Writing my way through the A-to-Z blogging challenge, I’ll be using manicules (those pointing finger symbols) to direct your attention to something I’m pondering that delights or interests me. Each entry is somehow related to an unusual, obscure, or simply charming to me word.
O is for…
olitory – pot herbs; kitchen garden
Etymology: From Latin: olitorius (“belonging to a kitchen gardener, or to vegetables”), from olitor (“a kitchen gardener”), from olus, oleris (“vegetables”).
Although I have a number of mints growing in my small garden, I have a windowsill garden of herbs I use in cooking. I consider myself delightfully lucky that the CSA (community supported agriculture) from which I buy seasonal food from local farms, every year offers pots of various herbs. It gives me great pleasure to admire them in the window as I wash dishes daily, and to snip a bit here and there as a recipe calls for it.
While I enjoy all of them, I confess Rosemary is always my favorite. Not necessarily for its taste, although I am a fan, but more for what it represents.
Rosemary is commonly associated with the idea of remembrance; both in the sense of a love charm and perhaps more widely understood as a reminder to remember our beloved who have crossed.
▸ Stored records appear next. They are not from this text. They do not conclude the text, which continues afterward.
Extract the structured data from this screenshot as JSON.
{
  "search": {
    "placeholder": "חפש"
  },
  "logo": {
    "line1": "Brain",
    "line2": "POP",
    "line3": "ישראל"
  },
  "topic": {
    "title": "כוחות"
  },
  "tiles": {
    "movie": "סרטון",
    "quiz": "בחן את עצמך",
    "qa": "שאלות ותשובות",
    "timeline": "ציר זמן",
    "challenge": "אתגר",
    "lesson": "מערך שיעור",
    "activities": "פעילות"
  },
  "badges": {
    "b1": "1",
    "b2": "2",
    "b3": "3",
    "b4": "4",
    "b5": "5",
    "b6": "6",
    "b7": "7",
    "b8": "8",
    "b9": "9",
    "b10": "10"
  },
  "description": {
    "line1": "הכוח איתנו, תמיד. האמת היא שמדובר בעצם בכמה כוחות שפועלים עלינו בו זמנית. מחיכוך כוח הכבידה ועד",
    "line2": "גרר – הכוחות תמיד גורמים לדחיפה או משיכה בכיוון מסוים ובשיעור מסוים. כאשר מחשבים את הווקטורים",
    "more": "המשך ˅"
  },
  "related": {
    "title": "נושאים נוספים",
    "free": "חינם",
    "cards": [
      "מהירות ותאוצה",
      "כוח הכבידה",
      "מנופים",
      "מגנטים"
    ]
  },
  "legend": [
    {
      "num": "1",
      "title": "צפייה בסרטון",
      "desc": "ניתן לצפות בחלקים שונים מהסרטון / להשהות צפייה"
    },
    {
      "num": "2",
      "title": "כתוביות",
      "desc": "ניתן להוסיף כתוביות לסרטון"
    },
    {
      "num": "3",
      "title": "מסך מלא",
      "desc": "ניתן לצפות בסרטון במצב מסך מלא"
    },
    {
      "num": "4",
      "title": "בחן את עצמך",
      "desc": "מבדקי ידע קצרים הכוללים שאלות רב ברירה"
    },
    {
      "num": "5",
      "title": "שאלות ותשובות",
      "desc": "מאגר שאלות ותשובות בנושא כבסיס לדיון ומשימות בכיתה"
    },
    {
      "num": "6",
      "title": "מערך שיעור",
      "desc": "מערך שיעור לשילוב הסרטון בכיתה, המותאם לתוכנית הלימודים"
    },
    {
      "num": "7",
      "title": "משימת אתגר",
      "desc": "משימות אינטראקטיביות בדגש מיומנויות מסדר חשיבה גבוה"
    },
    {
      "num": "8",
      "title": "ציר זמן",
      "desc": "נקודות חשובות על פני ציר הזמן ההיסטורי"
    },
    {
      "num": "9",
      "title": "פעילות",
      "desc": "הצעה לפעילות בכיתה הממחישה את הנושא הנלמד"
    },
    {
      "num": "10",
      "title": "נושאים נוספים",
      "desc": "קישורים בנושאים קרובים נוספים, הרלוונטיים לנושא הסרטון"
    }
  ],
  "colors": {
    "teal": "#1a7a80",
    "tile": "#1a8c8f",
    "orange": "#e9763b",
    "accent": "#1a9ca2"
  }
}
But there’s also another aspect of remembrance – Greek and Roman students wore garlands of rosemary as they studied, believing it would help preserve memory.
The usefulness of this delightfully fragrant herb isn’t limited to just these things though. It was thought to be effective in all brain matters; used in hospitals and sick rooms to purify the air; in wedding bouquets and other arrangements to encourage loyalty; in sachets to repel moths and other insects; and then there are all the culinary uses as well.
I often think of Rosemary in conjunction with Pansies, thanks to Shakespeare’s Ophelia speaking in the language of flowers…
“There’s rosemary, that’s for remembrance. Pray you, love, remember. And there is pansies, that’s for thoughts.”
Burning Rosemary is something I do at Samhain in ancestor remembrance ceremonies, but I enjoy using it both in the culinary sense and more spiritually much frequently than just that.
And there are certainly days when I think I should get myself a crown of rosemary to wear as the Greeks did. If only I would remember.
What about you? Have a garden? Grow herbs? Have a favorite? Do tell – you know I love to hear.